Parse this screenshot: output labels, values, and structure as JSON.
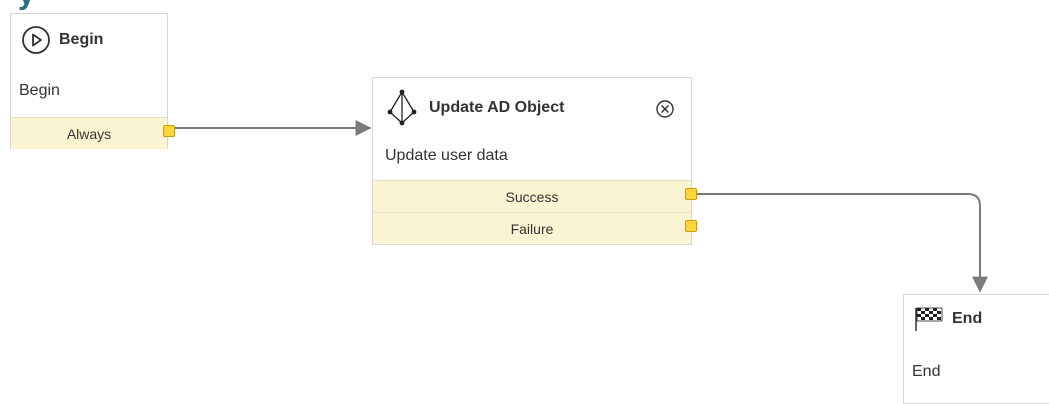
{
  "colors": {
    "port_bg": "#fbf4d3",
    "port_handle": "#ffd53a",
    "connector": "#7a7a7a",
    "title_accent": "#2a6a84"
  },
  "header": {
    "partial_title": "y"
  },
  "nodes": {
    "begin": {
      "title": "Begin",
      "description": "Begin",
      "icon": "play-circle-icon",
      "ports": [
        {
          "label": "Always"
        }
      ]
    },
    "update_ad_object": {
      "title": "Update AD Object",
      "description": "Update user data",
      "icon": "ad-object-icon",
      "close_icon": "close-circle-icon",
      "ports": [
        {
          "label": "Success"
        },
        {
          "label": "Failure"
        }
      ]
    },
    "end": {
      "title": "End",
      "description": "End",
      "icon": "checkered-flag-icon"
    }
  }
}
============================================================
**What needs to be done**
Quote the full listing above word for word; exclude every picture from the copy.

**Answer space**
Parse this screenshot: output labels, values, and structure as JSON.
{
  "colors": {
    "port_bg": "#fbf4d3",
    "port_handle": "#ffd53a",
    "connector": "#7a7a7a",
    "title_accent": "#2a6a84"
  },
  "header": {
    "partial_title": "y"
  },
  "nodes": {
    "begin": {
      "title": "Begin",
      "description": "Begin",
      "icon": "play-circle-icon",
      "ports": [
        {
          "label": "Always"
        }
      ]
    },
    "update_ad_object": {
      "title": "Update AD Object",
      "description": "Update user data",
      "icon": "ad-object-icon",
      "close_icon": "close-circle-icon",
      "ports": [
        {
          "label": "Success"
        },
        {
          "label": "Failure"
        }
      ]
    },
    "end": {
      "title": "End",
      "description": "End",
      "icon": "checkered-flag-icon"
    }
  }
}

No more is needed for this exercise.